The endgame: Deal, no-deal, delay or no Brexit?

An anti-Brexit demonstrator waves an EU flag outside the Houses of Parliament in London on Feb 28, 2019.
An anti-Brexit demonstrator waves an EU flag outside the Houses of Parliament in London on Feb 28, 2019.PHOTO: AFP

LONDON (AFP) - After European Union (EU) leaders approved a reset of the Brexit timetable, Britain is left with four possible courses ahead of an all-important parliamentary vote on the divorce deal expected next week.

Here is how the Brexit endgame could play out:


British MPs have twice rejected by overwhelming margins a draft divorce agreement struck between London and Brussels in November last year.

A new vote on the agreement, which allows for a long transition period and time for trade ties to be negotiated, was expected this week but Prime Minister Theresa May warned lawmakers last Friday (March 22) that this would happen only if there were signs of "sufficient support".

If MPs overcome numerous objections from "Brexiters" and "Remainers" and approve the deal, Britain will leave the EU on May 22.

In EU talks in Brussels last Thursday, French President Emmanuel Macron estimated the probability of MPs approving the deal at just 5 per cent, according to a European source.

According to some reports, Mrs May could try to get her deal over the line by offering to resign if MPs approve it, which could win over some Brexit hardliners.

This would trigger a Conservative Party leadership contest whose winner would become the new prime minister.


If MPs reject the deal for a third time, or no vote is held, the default option would be that Britain leaves without a deal.

According to a European official, that hard deadline would be midnight Brussels time on April 12 but Mr Macron said this was not "necessarily" the case and a later date for no-deal Brexit could be agreed.

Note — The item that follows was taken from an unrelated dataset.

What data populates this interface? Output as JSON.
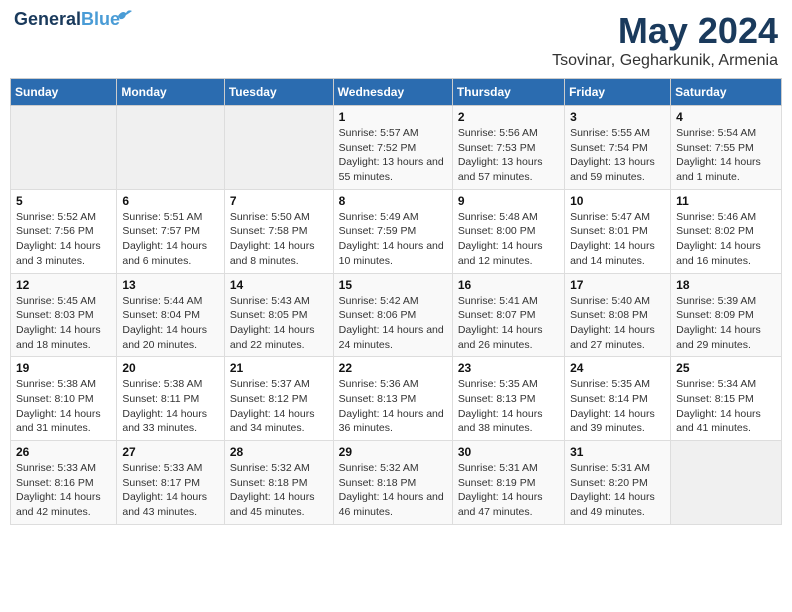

Mrs May has not ruled out the possibility of a no-deal.

Some commentators say her position has hardened this week and she could be prepared to go through with it despite a potentially heavy economic fallout.


Britain could also ask EU leaders for another, much longer delay by April 12 that would mean it would have to hold European Parliament elections at the end of May.

The European Commission, the EU's executive arm, has advised EU leaders that this longer extension should be at least until the end of 2019 and possibly much longer to allow for a proper change in Brexit strategy.

The longer delay would allow time for a change in prime minister if the growing list of Mrs May's opponents in the Conservative Party manage to force her out.

It would also open up other options such as holding a general election or, perhaps, a second referendum.

Britain's Electoral Commission has budgeted for European elections and could hold them at short notice but Mrs May has said it would be "unacceptable".

"I don't believe it's right to be in a situation of holding European parliamentary elections three years on from people having voted to leave the EU," she said.


This is by far the least likely option but is still one of the possibilities mentioned by EU President Donald Tusk in his remarks after last Thursday's summit.

An estimated one million people flooded London on Saturday calling for a second referendum on EU membership, while an online petition started last Wednesday asking the government to end the Brexit process has garnered more than four million signatures so far.

The European Court of Justice has ruled that Britain could unilaterally revoke its Article 50 notification - the formal procedure for leaving the EU.

House of Lords member John Kerr, who helped draw up Article 50, said a revocation "isn't politically doable" without a general election or referendum.

Mrs May has also ruled this option out, telling reporters: "I do not believe we should be revoking Article 50."